This post may contain affiliate links. Please read our disclosure policy.
Blistered Shishito Peppers are fast, easy, and delicious. They make a great side dish or appetizer. Shishito Peppers are a thin skinned, usually mild pepper.
This post was originally published on August 14th, 2015. It was updated on July 3rd, 2023 with new photos and text.
Shishito peppers have been VERY popular at our house this summer. They are ridiculously easy to make, and totally addictive. We served them as an appetizer at a few barbecues we hosted and they were a hit. And they have started to appear regularly on the menu at our frequent “happy hour at home” nights.
How Spicy is a Shishito Pepper
Don’t be afraid of these little peppers – they are mostly very mild – although they say that every one in ten peppers has a spicy kick. Once you tell this to everyone at your party, they love it when they get the spicy one. Shishito Peppers are 50-200 Scoville Heat Units (SHU) on the Scoville Scale. This is what measures the capsicum in peppers (that is what makes them spicy!). By comparison, jalapenos are about 5000 SHUs and bell peppers are 0.

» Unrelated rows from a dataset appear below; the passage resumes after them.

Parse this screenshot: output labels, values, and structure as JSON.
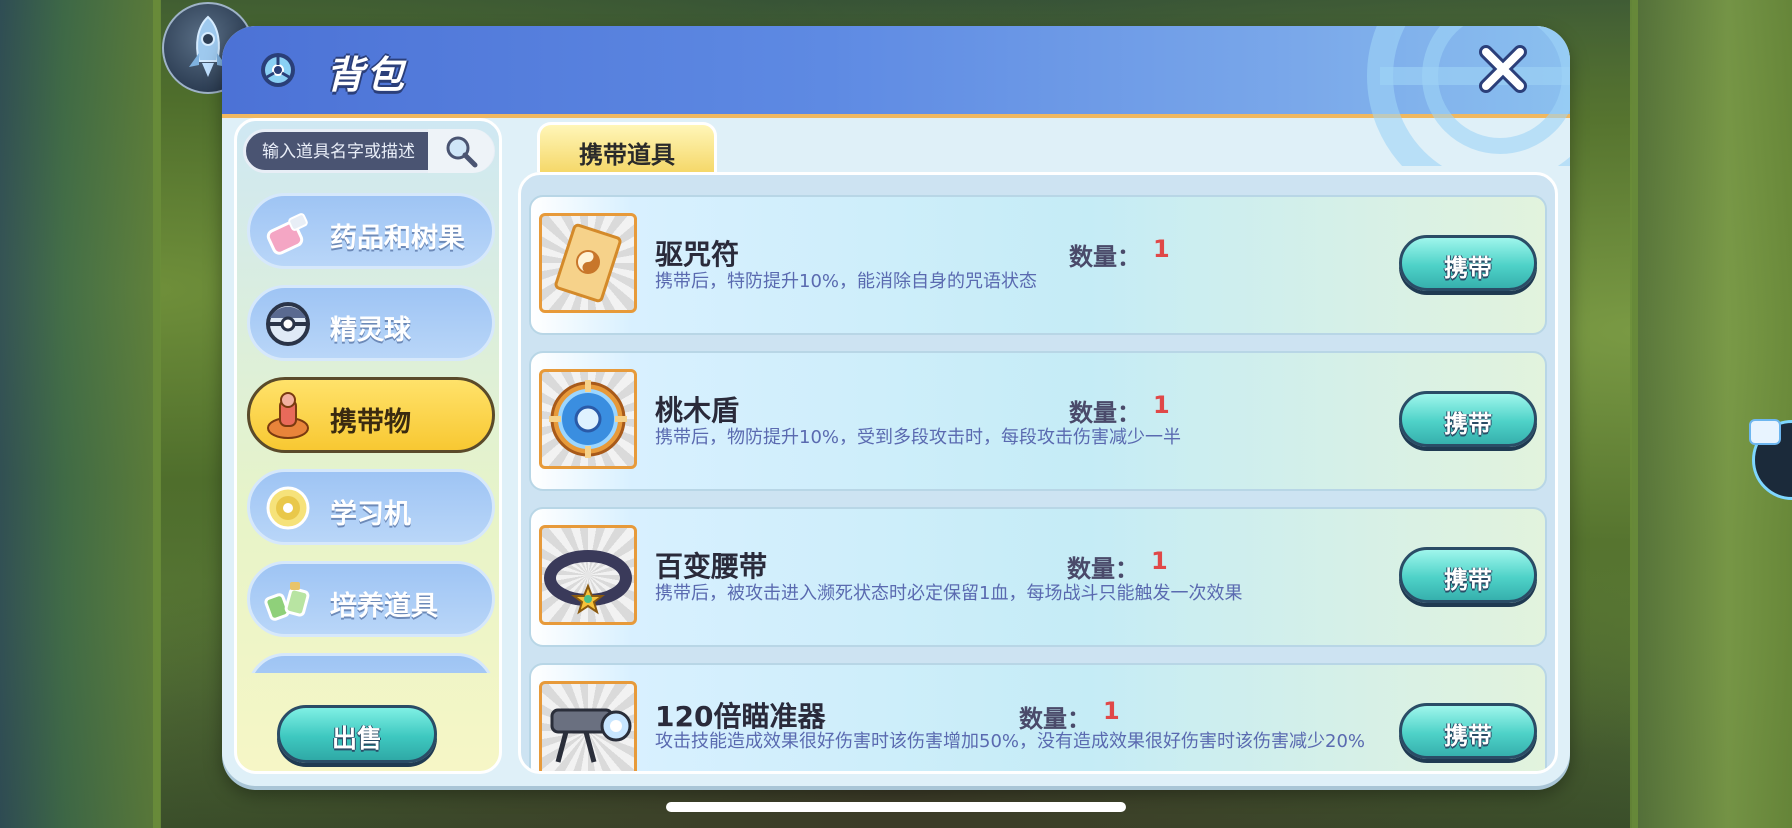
{
  "header": {
    "title": "背包"
  },
  "search": {
    "placeholder": "输入道具名字或描述"
  },
  "categories": [
    {
      "label": "药品和树果",
      "icon": "potion-icon",
      "active": false
    },
    {
      "label": "精灵球",
      "icon": "pokeball-icon",
      "active": false
    },
    {
      "label": "携带物",
      "icon": "held-item-icon",
      "active": true
    },
    {
      "label": "学习机",
      "icon": "disc-icon",
      "active": false
    },
    {
      "label": "培养道具",
      "icon": "training-item-icon",
      "active": false
    }
  ],
  "sell_label": "出售",
  "tab_label": "携带道具",
  "qty_label": "数量：",
  "items": [
    {
      "name": "驱咒符",
      "qty": "1",
      "desc": "携带后，特防提升10%，能消除自身的咒语状态",
      "button": "携带",
      "icon": "talisman-icon"
    },
    {
      "name": "桃木盾",
      "qty": "1",
      "desc": "携带后，物防提升10%，受到多段攻击时，每段攻击伤害减少一半",
      "button": "携带",
      "icon": "shield-icon"
    },
    {
      "name": "百变腰带",
      "qty": "1",
      "desc": "携带后，被攻击进入濒死状态时必定保留1血，每场战斗只能触发一次效果",
      "button": "携带",
      "icon": "belt-icon"
    },
    {
      "name": "120倍瞄准器",
      "qty": "1",
      "desc": "攻击技能造成效果很好伤害时该伤害增加50%，没有造成效果很好伤害时该伤害减少20%",
      "button": "携带",
      "icon": "scope-icon"
    }
  ],
  "colors": {
    "accent_header": "#4c72d6",
    "active_tab": "#f8c832",
    "qty_value": "#e04848",
    "button_teal": "#4ed2c8"
  }
}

How to make Blistered Shishito Peppers
There are several ways to prepare the peppers, but I think the key factor here is to use a cast iron skillet if you can. You want your skillet to be blazing hot to get the peppers nice and charred. I have made these in the oven, on the stove top and on the grill. They always turn out great, but I think that on the grill or in the oven turns out just slightly better than on the stove top.
What is the best dipping sauce for blistered shishito peppers
How to Grill Shishito Peppers
This recipe includes directions for oven roasting, but as I mentioned above, you can also make them on the grill or on your stove top. For the grill, just heat your cast iron skillet on the grill until very hot and then follow the same method below. I have a small, rectangular cast iron skillet like this one that works perfectly on the grill, but you can also just use a regular cast iron skillet. For the stove top, heat your skillet over high heat until very hot and follow the same method.
Do you eat the whole shishito Pepper?
The entire pepper can be eaten, except for the stem. Use the stem as a little handle for dipping. If you want, you can remove the stems before cooking but then these are no longer finger foods and require utensils. I always serve mine with the stem on.
Blistered Shishito Peppers with Garlic Lemon Yogurt Dip
For The Peppers
- 6 ounces shishito peppers
- 1 tablespoon canola oil
- kosher salt
For The Dip
- 1/4 cup Greek yogurt
- 1 tablespoon lemon juice (about half a lemon)
- 1 small clove of garlic grated or use garlic press
For The Dipping Sauce:
- Very finely mince or grate 1 small garlic clove (I used my garlic press).
- Mix the minced garlic with the lemon juice, and allow to sit for at least 10 minutes. This tempers the harshness of the garlic.
- Mix the garlic and lemon into the yogurt
For The Peppers:
- Move the rack in your oven to the top position, just under the broiler. Place your skillet in the oven and turn on the broiler to heat up the skillet.
- In a bowl, toss the peppers with canola oil and salt to taste (I used 1/2-1 teaspoon)
- When the skillet is very hot, carefully remove from the oven and pour the peppers into the skillet. Put the skillet back into the oven and allow the peppers to roast without moving them for about three minutes. When they have started to take on a nice char, stir the peppers. Continue cooking and stiring about every one to two minutes until they are blistered, for a total cooking time of about six minutes.
- Remove from oven, transfer to a serving dish, sprinkle with more salt if desired and serve with dipping sauce.
Nutrition information is automatically calculated, so should only be used as an approximation.
Recipe adapted from The Kitchn
Disclosure: This post contains affiliate links, which means that if you purchase the items I recommend through the links I provide, I get a small commission. For more info, please see my disclosure policy. Thanks for supporting Fox and Briar!